January 20, 2013

SO FOR ANYONE WHO’S INTERESTED, I’ve got an early version of my Due Process When Everything Is A Crime essay posted now. It’s pretty short, as I plan to submit it to the online law reviews for faster turnaround. Maybe later I’ll write a longer piece on the topic — I’ve already been asked if I’d like to do a book, but I’m not sure. Maybe someone else will pick up the ball and I won’t have to. . . .

UPDATE: Reader William Vine writes:

Thanks for the very insightful article. You explained concisely the legal ramifications of everyone is guilty. However, there are the psychological ramifications: Everyone is guilty.
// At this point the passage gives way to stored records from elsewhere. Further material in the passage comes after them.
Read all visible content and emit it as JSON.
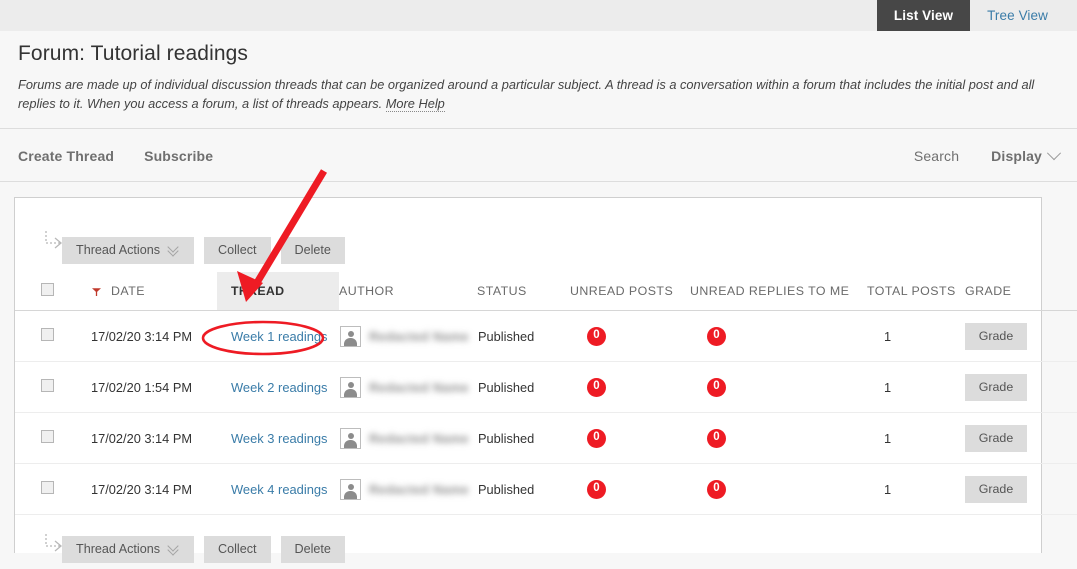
{
  "view_toggle": {
    "active": "List View",
    "inactive": "Tree View"
  },
  "header": {
    "title": "Forum: Tutorial readings",
    "description": "Forums are made up of individual discussion threads that can be organized around a particular subject. A thread is a conversation within a forum that includes the initial post and all replies to it. When you access a forum, a list of threads appears.",
    "more_help": "More Help"
  },
  "action_bar": {
    "create_thread": "Create Thread",
    "subscribe": "Subscribe",
    "search": "Search",
    "display": "Display"
  },
  "toolbar": {
    "thread_actions": "Thread Actions",
    "collect": "Collect",
    "delete": "Delete"
  },
  "table": {
    "columns": [
      "DATE",
      "THREAD",
      "AUTHOR",
      "STATUS",
      "UNREAD POSTS",
      "UNREAD REPLIES TO ME",
      "TOTAL POSTS",
      "GRADE"
    ],
    "sort_column": "DATE",
    "sort_direction": "descending",
    "highlighted_column": "THREAD",
    "grade_button_label": "Grade",
    "rows": [
      {
        "date": "17/02/20 3:14 PM",
        "thread": "Week 1 readings",
        "author": "",
        "status": "Published",
        "unread_posts": "0",
        "unread_replies_to_me": "0",
        "total_posts": "1",
        "grade": "Grade"
      },
      {
        "date": "17/02/20 1:54 PM",
        "thread": "Week 2 readings",
        "author": "",
        "status": "Published",
        "unread_posts": "0",
        "unread_replies_to_me": "0",
        "total_posts": "1",
        "grade": "Grade"
      },
      {
        "date": "17/02/20 3:14 PM",
        "thread": "Week 3 readings",
        "author": "",
        "status": "Published",
        "unread_posts": "0",
        "unread_replies_to_me": "0",
        "total_posts": "1",
        "grade": "Grade"
      },
      {
        "date": "17/02/20 3:14 PM",
        "thread": "Week 4 readings",
        "author": "",
        "status": "Published",
        "unread_posts": "0",
        "unread_replies_to_me": "0",
        "total_posts": "1",
        "grade": "Grade"
      }
    ]
  },
  "annotations": {
    "arrow_color": "#ee1b24",
    "ellipse_color": "#ee1b24",
    "ellipse_target": "Week 1 readings",
    "arrow_target": "THREAD"
  },
  "colors": {
    "accent_link": "#3a7ca8",
    "badge_red": "#ee1b24",
    "active_tab_bg": "#474747",
    "button_grey": "#dcdcdc"
  }
}
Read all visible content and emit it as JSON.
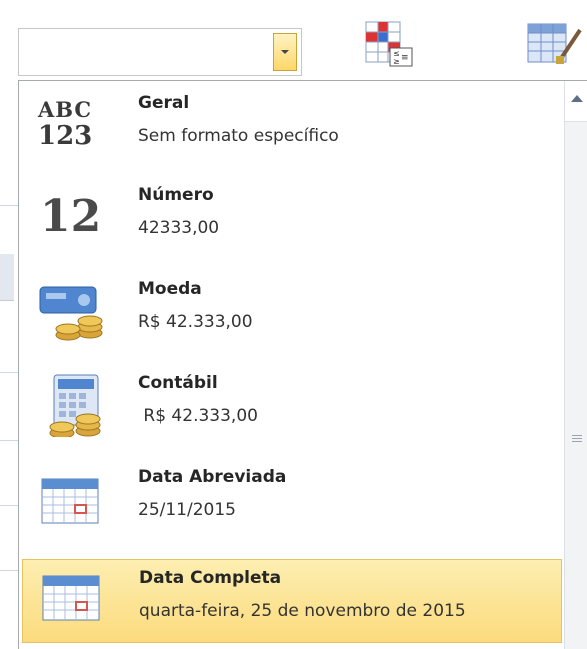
{
  "number_format": {
    "current_value": "",
    "items": [
      {
        "name": "Geral",
        "example": "Sem formato específico",
        "icon": "abc-123-icon",
        "icon_text_top": "ABC",
        "icon_text_bottom": "123"
      },
      {
        "name": "Número",
        "example": "42333,00",
        "icon": "number-12-icon",
        "icon_text": "12"
      },
      {
        "name": "Moeda",
        "example": "R$ 42.333,00",
        "icon": "currency-icon"
      },
      {
        "name": "Contábil",
        "example": " R$ 42.333,00",
        "icon": "accounting-icon"
      },
      {
        "name": "Data Abreviada",
        "example": "25/11/2015",
        "icon": "calendar-icon"
      },
      {
        "name": "Data Completa",
        "example": "quarta-feira, 25 de novembro de 2015",
        "icon": "calendar-icon",
        "highlighted": true
      }
    ]
  },
  "colors": {
    "highlight": "#fbdb7d",
    "calendar_header": "#5a8ed1",
    "calendar_mark": "#d9534f"
  }
}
Everyone is immoral. Everyone is corrupt. Everyone is a failure. First explained to me in Atlas Shrugged. Unfortunately, do not remember citation details.
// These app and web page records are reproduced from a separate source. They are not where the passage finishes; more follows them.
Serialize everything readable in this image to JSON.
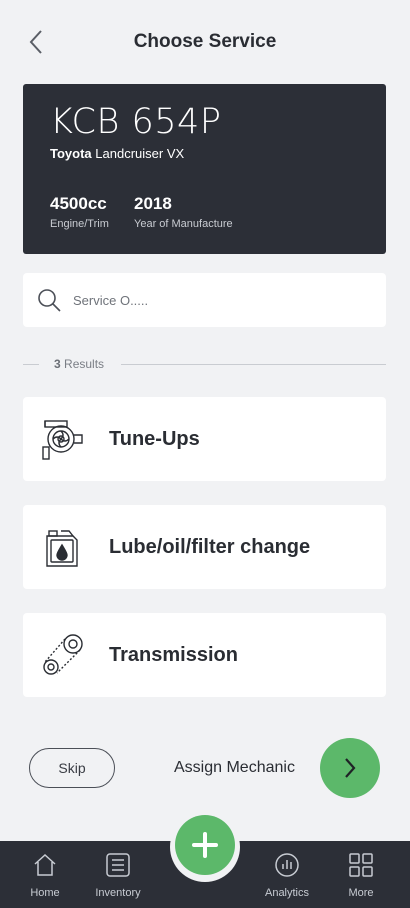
{
  "header": {
    "title": "Choose Service"
  },
  "vehicle": {
    "plate": "KCB 654P",
    "make": "Toyota",
    "model": "Landcruiser VX",
    "engine_value": "4500cc",
    "engine_label": "Engine/Trim",
    "year_value": "2018",
    "year_label": "Year of Manufacture"
  },
  "search": {
    "placeholder": "Service O....."
  },
  "results": {
    "count": "3",
    "label": "Results"
  },
  "services": [
    {
      "label": "Tune-Ups",
      "icon": "turbo-icon"
    },
    {
      "label": "Lube/oil/filter change",
      "icon": "oil-can-icon"
    },
    {
      "label": "Transmission",
      "icon": "timing-belt-icon"
    }
  ],
  "actions": {
    "skip": "Skip",
    "assign": "Assign Mechanic"
  },
  "nav": {
    "home": "Home",
    "inventory": "Inventory",
    "analytics": "Analytics",
    "more": "More"
  },
  "colors": {
    "accent": "#5cb86a",
    "dark": "#2c2f37",
    "background": "#f1f2f4"
  }
}
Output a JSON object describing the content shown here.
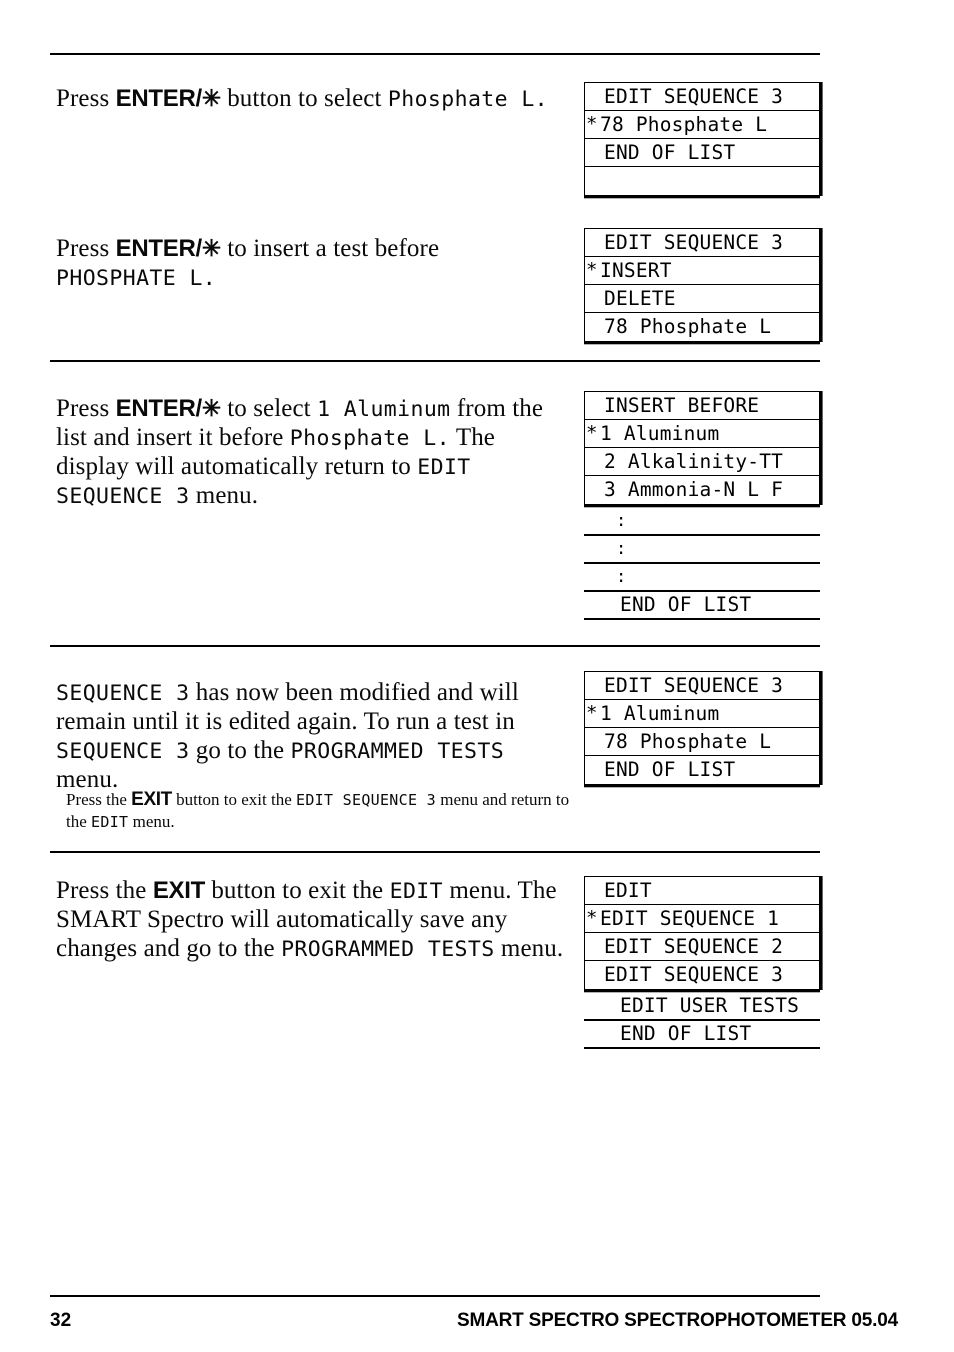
{
  "page": {
    "number": "32",
    "footer_title": "SMART SPECTRO SPECTROPHOTOMETER  05.04"
  },
  "sections": [
    {
      "id": "select-phosphate",
      "paragraph": {
        "press": "Press ",
        "key": "ENTER",
        "key_sep": "/",
        "key_star": "✳",
        "rest_1": " button to select ",
        "lcd_1": "Phosphate L."
      },
      "display": {
        "rows": [
          {
            "star": "",
            "label": "EDIT SEQUENCE 3",
            "indent": true
          },
          {
            "star": "*",
            "label": "78 Phosphate L",
            "indent": false
          },
          {
            "star": "",
            "label": "END OF LIST",
            "indent": true
          },
          {
            "star": "",
            "label": "",
            "indent": true
          }
        ],
        "continuation": []
      }
    },
    {
      "id": "insert-test",
      "paragraph": {
        "press": "Press ",
        "key": "ENTER",
        "key_sep": "/",
        "key_star": "✳",
        "rest_1": " to insert a test before",
        "lcd_1": "PHOSPHATE L."
      },
      "display": {
        "rows": [
          {
            "star": "",
            "label": "EDIT SEQUENCE 3",
            "indent": true
          },
          {
            "star": "*",
            "label": "INSERT",
            "indent": false
          },
          {
            "star": "",
            "label": "DELETE",
            "indent": true
          },
          {
            "star": "",
            "label": "78 Phosphate L",
            "indent": true
          }
        ],
        "continuation": []
      }
    },
    {
      "id": "select-aluminum",
      "paragraph": {
        "press": "Press ",
        "key": "ENTER",
        "key_sep": "/",
        "key_star": "✳",
        "rest_1": " to select ",
        "lcd_1": "1 Aluminum",
        "rest_2": " from the list and insert it before ",
        "lcd_2": "Phosphate L.",
        "rest_3": " The display will automatically return to ",
        "lcd_3": "EDIT SEQUENCE 3",
        "rest_4": " menu."
      },
      "display": {
        "rows": [
          {
            "star": "",
            "label": "INSERT BEFORE",
            "indent": true
          },
          {
            "star": "*",
            "label": "1 Aluminum",
            "indent": false
          },
          {
            "star": "",
            "label": "2 Alkalinity-TT",
            "indent": true
          },
          {
            "star": "",
            "label": "3 Ammonia-N L F",
            "indent": true
          }
        ],
        "continuation": [
          {
            "dots": ":",
            "label": ""
          },
          {
            "dots": ":",
            "label": ""
          },
          {
            "dots": ":",
            "label": ""
          },
          {
            "dots": "",
            "label": "END OF LIST"
          }
        ]
      }
    },
    {
      "id": "sequence-modified",
      "paragraph": {
        "lcd_1": "SEQUENCE 3",
        "rest_1": " has now been modified and will remain until it is edited again. To run a test in ",
        "lcd_2": "SEQUENCE 3",
        "rest_2": " go to the ",
        "lcd_3": "PROGRAMMED TESTS",
        "rest_3": " menu."
      },
      "note": {
        "press": "Press the ",
        "key": "EXIT",
        "rest_1": " button to exit the ",
        "lcd_1": "EDIT SEQUENCE 3",
        "rest_2": " menu and return to the ",
        "lcd_2": "EDIT",
        "rest_3": " menu."
      },
      "display": {
        "rows": [
          {
            "star": "",
            "label": "EDIT SEQUENCE 3",
            "indent": true
          },
          {
            "star": "*",
            "label": "1 Aluminum",
            "indent": false
          },
          {
            "star": "",
            "label": "78 Phosphate L",
            "indent": true
          },
          {
            "star": "",
            "label": "END OF LIST",
            "indent": true
          }
        ],
        "continuation": []
      }
    },
    {
      "id": "exit-edit",
      "paragraph": {
        "press": "Press the ",
        "key": "EXIT",
        "rest_1": " button to exit the ",
        "lcd_1": "EDIT",
        "rest_2": " menu. The SMART Spectro will automatically save any changes and go to the ",
        "lcd_2": "PROGRAMMED TESTS",
        "rest_3": " menu."
      },
      "display": {
        "rows": [
          {
            "star": "",
            "label": "EDIT",
            "indent": true
          },
          {
            "star": "*",
            "label": "EDIT SEQUENCE 1",
            "indent": false
          },
          {
            "star": "",
            "label": "EDIT SEQUENCE 2",
            "indent": true
          },
          {
            "star": "",
            "label": "EDIT SEQUENCE 3",
            "indent": true
          }
        ],
        "continuation": [
          {
            "dots": "",
            "label": "EDIT USER TESTS"
          },
          {
            "dots": "",
            "label": "END OF LIST"
          }
        ]
      }
    }
  ]
}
I believe this is the passage you mean:

“Did you really think that we want those laws to be observed?” said Dr. Ferris. “We want them broken. You’d better get it straight that it’s not a bunch of boy scouts you’re up against – then you’ll know that this is not the age for beautiful gestures. We’re after power and we mean it. You fellows were pikers, but we know the real trick, and you’d better get wise to it. There’s no way to rule innocent men. The only power any government has is the power to crack down on criminals. Well, when there aren’t enough criminals, one makes them. One declares so many things to be a crime that it becomes impossible for men to live without breaking laws. Who wants a nation of law-abiding citizens? What’s there in that for anyone? But just pass the kind of laws that can neither be observed nor enforced nor objectively interpreted – and you create a nation of law-breakers – and then you cash in on guilt. Now, that’s the system, Mr. Rearden, that’s the game, and once you understand it, you’ll be much easier to deal with.”

Things aren’t quite that bad. Yet. (Bumped).